This week I attended an even called “Developmentally Disabled”. Going into it, I thought that I was going to be some boring lecture and I probably would hate it. This talk ended up being one of my favorite talks that I have even been too. Instead of having someone preach to us about people with developmental disabilities, Ark of Baltimore brought eight or nine actually disabled people in to essentially hang out with us. I took this talk personally because I baby-sit developmentally disabled children. So when these people spoke I kept thinking that these kids who I have become so close to, could be up here telling the same stories one day.
This really made me think about how other people perceive people with all types of disabilities. Many people jump to conclusions about people with disabilities and say they are stupid or “retarded”. Yet jumping to conclusions only hurts that person or others. In John Ciardi’s poem “Suburban,” the neighbor immediately jumps to a conclusion that the man’s dog has gone to the bathroom on her lawn. Meanwhile, his dog is “in Vermont with [his] son who had gone fishing” (Ciadri 9). When people like the neighbor jump to a conclusion about someone or something, they don’t get the whole story or get to know the whole person.
Meanwhile, people don’t realize that the developmentally disabled are some of the nicest and most caring people anyone could meet. Thomas Lynch’s poem “Liberty” talks about men’s freedom and being able to do what you want whenever and wherever. Developmentally disabled people have somewhat of this freedom. They are almost always happy and do what they want. They don’t take people’s hurtful comments or materialistic things to heart. During the talk, a clip was shown of disabled people being asked if they could change one thing about themselves, what would it be. Most answers consisted of either “Nothing, I like myself” or “I guess I could be happier”.

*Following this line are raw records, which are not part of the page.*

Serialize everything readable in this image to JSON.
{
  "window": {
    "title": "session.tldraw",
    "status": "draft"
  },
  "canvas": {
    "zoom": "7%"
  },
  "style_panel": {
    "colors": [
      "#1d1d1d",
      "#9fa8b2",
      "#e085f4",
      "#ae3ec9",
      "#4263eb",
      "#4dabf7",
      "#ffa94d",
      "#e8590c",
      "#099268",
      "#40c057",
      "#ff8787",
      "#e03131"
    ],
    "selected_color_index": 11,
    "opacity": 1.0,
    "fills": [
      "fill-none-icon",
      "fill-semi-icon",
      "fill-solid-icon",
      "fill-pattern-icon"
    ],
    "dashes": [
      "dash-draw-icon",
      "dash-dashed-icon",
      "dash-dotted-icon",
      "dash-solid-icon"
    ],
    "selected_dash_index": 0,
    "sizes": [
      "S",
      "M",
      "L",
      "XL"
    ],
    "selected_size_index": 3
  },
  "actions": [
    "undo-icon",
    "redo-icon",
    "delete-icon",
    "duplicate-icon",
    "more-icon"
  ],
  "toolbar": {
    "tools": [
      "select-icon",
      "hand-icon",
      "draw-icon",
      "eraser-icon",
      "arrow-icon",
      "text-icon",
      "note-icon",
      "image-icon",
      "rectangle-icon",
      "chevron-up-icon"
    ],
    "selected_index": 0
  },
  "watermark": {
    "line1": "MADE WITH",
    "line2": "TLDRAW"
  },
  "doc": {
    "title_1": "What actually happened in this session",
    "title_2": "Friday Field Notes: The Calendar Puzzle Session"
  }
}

Unlike in Edgar Allen Poe’s “The Cask of Amontillado” where the man puts up a wall in order to get revenge, many people in society put up a wall to keep their feelings towards the developmentally disabled inward. This wall is put there so that they don’t have to interact with people who are “different” from them.

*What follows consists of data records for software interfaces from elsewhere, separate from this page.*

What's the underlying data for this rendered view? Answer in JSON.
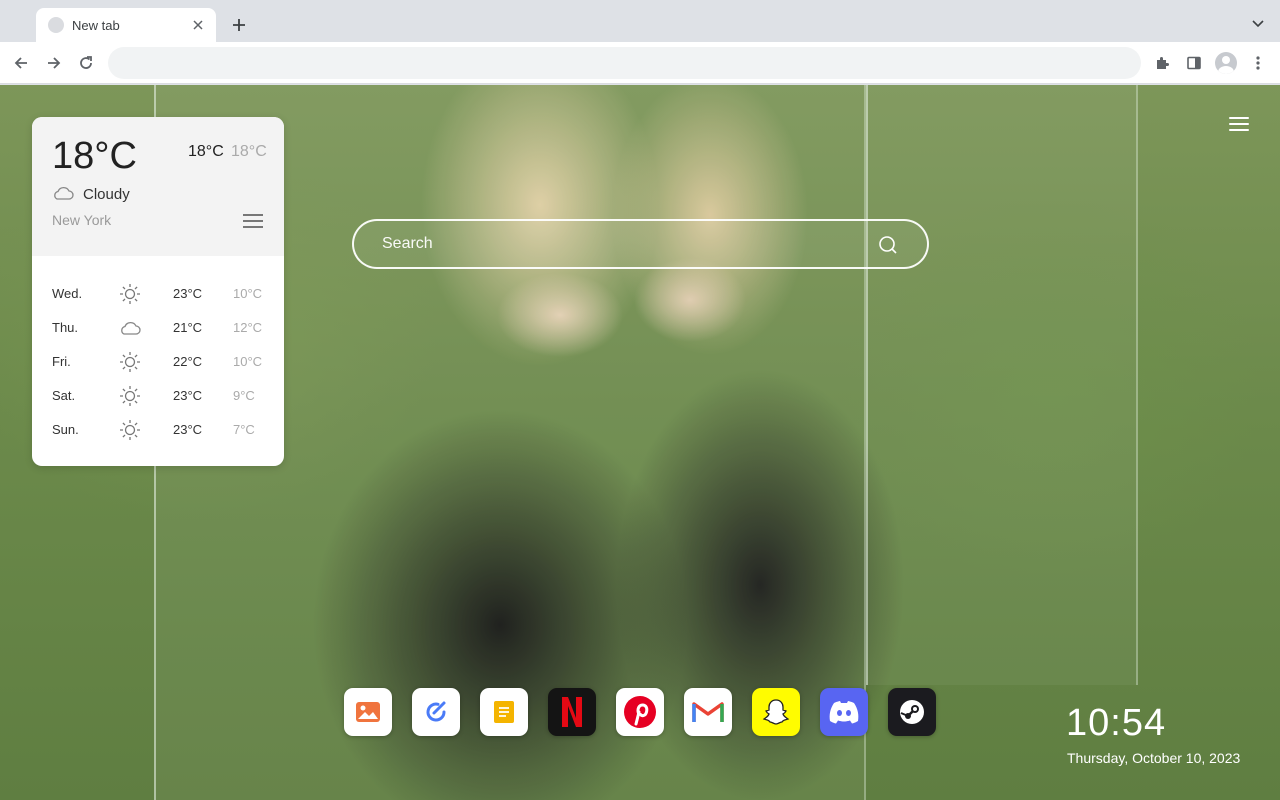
{
  "browser": {
    "tab": {
      "title": "New tab"
    },
    "omnibox": {
      "value": ""
    }
  },
  "weather": {
    "current": {
      "temp": "18°C",
      "high": "18°C",
      "low": "18°C",
      "condition": "Cloudy",
      "condition_icon": "cloud-icon",
      "city": "New York"
    },
    "forecast": [
      {
        "day": "Wed.",
        "icon": "sun-icon",
        "high": "23°C",
        "low": "10°C"
      },
      {
        "day": "Thu.",
        "icon": "cloud-icon",
        "high": "21°C",
        "low": "12°C"
      },
      {
        "day": "Fri.",
        "icon": "sun-icon",
        "high": "22°C",
        "low": "10°C"
      },
      {
        "day": "Sat.",
        "icon": "sun-icon",
        "high": "23°C",
        "low": "9°C"
      },
      {
        "day": "Sun.",
        "icon": "sun-icon",
        "high": "23°C",
        "low": "7°C"
      }
    ]
  },
  "search": {
    "placeholder": "Search"
  },
  "dock": {
    "apps": [
      {
        "name": "Photos",
        "icon": "photos-icon",
        "color": "#f0743e"
      },
      {
        "name": "Tasks",
        "icon": "tasks-icon",
        "color": "#4a7bf7"
      },
      {
        "name": "Notes",
        "icon": "notes-icon",
        "color": "#f4b400"
      },
      {
        "name": "Netflix",
        "icon": "netflix-icon",
        "color": "#e50914"
      },
      {
        "name": "Pinterest",
        "icon": "pinterest-icon",
        "color": "#e60023"
      },
      {
        "name": "Gmail",
        "icon": "gmail-icon",
        "color": "#ea4335"
      },
      {
        "name": "Snapchat",
        "icon": "snapchat-icon",
        "color": "#fffc00"
      },
      {
        "name": "Discord",
        "icon": "discord-icon",
        "color": "#5865f2"
      },
      {
        "name": "Steam",
        "icon": "steam-icon",
        "color": "#1b1b1f"
      }
    ]
  },
  "clock": {
    "time": "10:54",
    "date": "Thursday, October 10, 2023"
  }
}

I really enjoyed this event and it really got me thinking about my life and how maybe I should volunteer with Ark of Baltimore while I’m here.